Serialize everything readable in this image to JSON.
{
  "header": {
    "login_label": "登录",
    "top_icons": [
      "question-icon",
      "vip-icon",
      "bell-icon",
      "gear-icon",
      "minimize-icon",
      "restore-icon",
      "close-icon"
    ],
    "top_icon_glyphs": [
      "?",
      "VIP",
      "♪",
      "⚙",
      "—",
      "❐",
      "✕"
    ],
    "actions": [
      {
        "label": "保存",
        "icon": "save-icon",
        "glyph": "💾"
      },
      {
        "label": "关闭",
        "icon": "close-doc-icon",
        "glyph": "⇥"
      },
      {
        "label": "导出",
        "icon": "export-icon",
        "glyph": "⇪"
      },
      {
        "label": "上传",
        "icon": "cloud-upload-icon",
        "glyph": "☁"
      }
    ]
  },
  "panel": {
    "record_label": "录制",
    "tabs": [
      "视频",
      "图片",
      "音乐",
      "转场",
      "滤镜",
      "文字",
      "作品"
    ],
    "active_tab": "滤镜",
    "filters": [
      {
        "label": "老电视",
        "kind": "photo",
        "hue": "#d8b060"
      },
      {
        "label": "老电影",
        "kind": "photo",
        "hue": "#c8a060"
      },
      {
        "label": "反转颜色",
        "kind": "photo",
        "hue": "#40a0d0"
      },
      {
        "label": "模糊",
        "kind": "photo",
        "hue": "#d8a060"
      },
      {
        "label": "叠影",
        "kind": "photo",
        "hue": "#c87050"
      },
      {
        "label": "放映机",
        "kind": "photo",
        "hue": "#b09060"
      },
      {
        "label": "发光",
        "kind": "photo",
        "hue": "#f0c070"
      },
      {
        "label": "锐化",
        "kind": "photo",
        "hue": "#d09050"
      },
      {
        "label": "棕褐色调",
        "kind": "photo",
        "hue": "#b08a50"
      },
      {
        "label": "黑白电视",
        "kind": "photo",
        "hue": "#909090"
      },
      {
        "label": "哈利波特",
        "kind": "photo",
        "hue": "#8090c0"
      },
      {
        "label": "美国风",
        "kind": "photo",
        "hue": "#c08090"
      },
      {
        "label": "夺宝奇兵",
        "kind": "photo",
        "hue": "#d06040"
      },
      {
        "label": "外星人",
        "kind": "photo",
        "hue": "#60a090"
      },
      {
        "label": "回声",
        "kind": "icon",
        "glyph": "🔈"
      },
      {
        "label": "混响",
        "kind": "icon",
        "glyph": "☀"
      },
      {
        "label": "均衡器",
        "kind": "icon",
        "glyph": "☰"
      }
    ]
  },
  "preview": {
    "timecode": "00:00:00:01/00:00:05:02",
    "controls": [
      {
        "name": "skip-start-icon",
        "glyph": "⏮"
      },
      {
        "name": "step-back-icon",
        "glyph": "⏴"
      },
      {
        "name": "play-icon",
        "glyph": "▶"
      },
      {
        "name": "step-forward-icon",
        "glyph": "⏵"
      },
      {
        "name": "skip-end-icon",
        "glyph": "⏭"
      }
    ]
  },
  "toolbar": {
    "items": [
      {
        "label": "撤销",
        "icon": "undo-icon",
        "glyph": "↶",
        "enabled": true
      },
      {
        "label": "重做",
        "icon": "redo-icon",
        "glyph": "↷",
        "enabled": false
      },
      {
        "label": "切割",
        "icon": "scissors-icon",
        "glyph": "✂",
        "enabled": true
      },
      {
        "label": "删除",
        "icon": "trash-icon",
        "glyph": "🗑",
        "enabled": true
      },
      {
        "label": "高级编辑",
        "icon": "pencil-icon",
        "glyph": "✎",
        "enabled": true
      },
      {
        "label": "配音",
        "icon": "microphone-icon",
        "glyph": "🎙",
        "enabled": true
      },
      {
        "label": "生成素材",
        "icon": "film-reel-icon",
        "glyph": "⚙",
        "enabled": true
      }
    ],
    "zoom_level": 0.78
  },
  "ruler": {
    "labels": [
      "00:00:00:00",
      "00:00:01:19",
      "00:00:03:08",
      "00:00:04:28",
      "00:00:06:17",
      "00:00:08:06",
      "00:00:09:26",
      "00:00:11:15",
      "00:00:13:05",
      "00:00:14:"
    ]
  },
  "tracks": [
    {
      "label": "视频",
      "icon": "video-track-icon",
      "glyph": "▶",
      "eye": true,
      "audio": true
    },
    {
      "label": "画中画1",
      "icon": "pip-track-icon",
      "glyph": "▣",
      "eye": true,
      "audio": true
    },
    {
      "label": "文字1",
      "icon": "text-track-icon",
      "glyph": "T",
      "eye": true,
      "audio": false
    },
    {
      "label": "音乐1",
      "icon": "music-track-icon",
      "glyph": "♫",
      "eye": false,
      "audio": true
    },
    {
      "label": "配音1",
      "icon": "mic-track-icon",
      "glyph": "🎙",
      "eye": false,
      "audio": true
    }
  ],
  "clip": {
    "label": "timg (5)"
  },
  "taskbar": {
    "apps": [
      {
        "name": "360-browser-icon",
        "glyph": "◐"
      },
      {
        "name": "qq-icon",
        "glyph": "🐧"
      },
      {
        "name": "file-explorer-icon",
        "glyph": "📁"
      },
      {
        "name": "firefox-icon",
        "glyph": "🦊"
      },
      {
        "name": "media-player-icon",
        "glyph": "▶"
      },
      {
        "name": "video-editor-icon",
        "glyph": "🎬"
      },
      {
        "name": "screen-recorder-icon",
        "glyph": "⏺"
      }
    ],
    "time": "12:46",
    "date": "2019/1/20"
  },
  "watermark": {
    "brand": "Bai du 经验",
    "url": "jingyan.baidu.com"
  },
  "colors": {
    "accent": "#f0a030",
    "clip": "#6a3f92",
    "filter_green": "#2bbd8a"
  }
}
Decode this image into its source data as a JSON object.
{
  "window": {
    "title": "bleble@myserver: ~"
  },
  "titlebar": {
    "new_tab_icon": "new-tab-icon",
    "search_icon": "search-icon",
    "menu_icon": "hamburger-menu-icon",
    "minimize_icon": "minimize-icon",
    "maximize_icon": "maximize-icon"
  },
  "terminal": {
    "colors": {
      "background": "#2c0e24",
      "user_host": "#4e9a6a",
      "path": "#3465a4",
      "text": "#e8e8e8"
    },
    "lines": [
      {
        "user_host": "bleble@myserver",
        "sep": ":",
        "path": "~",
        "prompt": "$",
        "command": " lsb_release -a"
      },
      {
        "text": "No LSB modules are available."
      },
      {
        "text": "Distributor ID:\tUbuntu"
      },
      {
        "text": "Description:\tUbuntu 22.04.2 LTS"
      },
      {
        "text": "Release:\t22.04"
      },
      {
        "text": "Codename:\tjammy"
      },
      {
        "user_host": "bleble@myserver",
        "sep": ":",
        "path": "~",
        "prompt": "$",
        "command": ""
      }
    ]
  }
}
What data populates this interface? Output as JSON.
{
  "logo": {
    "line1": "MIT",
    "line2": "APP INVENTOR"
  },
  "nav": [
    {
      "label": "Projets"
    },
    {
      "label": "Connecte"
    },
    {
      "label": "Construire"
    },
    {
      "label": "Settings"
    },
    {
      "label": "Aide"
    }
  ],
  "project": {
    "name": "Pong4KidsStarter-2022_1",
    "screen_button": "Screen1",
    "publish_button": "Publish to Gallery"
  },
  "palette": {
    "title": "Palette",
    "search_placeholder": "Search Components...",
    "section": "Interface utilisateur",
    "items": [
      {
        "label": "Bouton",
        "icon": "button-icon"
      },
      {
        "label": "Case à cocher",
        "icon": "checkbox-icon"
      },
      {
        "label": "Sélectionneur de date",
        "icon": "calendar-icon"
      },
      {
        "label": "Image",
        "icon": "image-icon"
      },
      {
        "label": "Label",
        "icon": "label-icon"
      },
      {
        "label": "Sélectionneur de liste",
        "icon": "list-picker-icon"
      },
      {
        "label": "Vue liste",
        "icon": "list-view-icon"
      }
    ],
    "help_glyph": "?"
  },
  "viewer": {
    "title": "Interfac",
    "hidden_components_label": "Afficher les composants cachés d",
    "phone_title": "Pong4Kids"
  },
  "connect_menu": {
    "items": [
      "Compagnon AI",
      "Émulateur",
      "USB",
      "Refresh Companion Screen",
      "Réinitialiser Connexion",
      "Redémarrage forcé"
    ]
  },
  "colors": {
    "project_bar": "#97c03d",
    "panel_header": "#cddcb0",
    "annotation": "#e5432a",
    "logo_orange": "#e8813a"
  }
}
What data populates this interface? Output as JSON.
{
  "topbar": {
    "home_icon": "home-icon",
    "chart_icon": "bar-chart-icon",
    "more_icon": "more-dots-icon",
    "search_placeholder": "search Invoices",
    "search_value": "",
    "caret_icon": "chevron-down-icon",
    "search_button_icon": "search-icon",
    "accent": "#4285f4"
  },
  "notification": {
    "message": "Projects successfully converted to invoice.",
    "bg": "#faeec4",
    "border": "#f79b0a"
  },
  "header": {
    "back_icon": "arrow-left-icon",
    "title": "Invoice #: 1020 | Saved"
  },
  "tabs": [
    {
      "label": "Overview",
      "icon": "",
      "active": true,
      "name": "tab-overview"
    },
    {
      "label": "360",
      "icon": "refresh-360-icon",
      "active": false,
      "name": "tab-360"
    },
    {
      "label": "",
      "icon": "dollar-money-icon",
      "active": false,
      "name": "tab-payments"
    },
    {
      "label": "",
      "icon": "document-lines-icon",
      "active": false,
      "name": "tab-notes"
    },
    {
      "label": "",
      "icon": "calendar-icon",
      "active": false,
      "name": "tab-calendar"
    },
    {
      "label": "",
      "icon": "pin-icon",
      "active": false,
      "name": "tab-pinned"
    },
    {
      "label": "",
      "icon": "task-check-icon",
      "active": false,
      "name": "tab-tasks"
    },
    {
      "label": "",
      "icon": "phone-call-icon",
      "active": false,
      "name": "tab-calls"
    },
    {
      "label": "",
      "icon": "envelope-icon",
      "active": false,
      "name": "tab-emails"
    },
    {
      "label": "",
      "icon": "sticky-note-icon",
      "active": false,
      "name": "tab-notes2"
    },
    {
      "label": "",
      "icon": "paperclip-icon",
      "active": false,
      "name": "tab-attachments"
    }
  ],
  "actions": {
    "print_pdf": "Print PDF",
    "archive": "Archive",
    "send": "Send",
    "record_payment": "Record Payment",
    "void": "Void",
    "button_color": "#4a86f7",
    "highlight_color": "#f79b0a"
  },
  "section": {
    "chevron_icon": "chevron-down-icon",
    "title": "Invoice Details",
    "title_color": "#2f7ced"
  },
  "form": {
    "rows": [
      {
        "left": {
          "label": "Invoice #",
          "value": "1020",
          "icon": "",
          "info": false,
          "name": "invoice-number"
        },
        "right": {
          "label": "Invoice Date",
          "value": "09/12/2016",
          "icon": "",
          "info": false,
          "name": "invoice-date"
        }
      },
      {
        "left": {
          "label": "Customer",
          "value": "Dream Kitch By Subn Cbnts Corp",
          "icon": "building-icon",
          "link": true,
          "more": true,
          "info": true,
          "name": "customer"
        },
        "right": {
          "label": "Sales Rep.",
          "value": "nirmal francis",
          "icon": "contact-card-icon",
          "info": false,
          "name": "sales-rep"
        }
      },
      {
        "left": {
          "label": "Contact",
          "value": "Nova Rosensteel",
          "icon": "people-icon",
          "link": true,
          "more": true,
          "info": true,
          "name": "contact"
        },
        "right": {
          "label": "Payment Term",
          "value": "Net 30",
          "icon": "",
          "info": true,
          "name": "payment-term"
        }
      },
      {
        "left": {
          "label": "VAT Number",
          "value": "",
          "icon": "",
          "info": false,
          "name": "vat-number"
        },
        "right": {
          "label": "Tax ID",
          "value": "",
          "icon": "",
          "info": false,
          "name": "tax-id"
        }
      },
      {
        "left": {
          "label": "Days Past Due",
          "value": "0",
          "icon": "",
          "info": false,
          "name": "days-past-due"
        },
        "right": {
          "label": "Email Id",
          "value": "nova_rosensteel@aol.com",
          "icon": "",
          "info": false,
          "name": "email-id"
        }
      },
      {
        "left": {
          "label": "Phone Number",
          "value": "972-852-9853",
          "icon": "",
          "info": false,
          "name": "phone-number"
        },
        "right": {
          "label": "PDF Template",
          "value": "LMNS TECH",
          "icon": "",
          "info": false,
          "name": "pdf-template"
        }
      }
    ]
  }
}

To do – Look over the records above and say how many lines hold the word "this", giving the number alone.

Exercise result – 4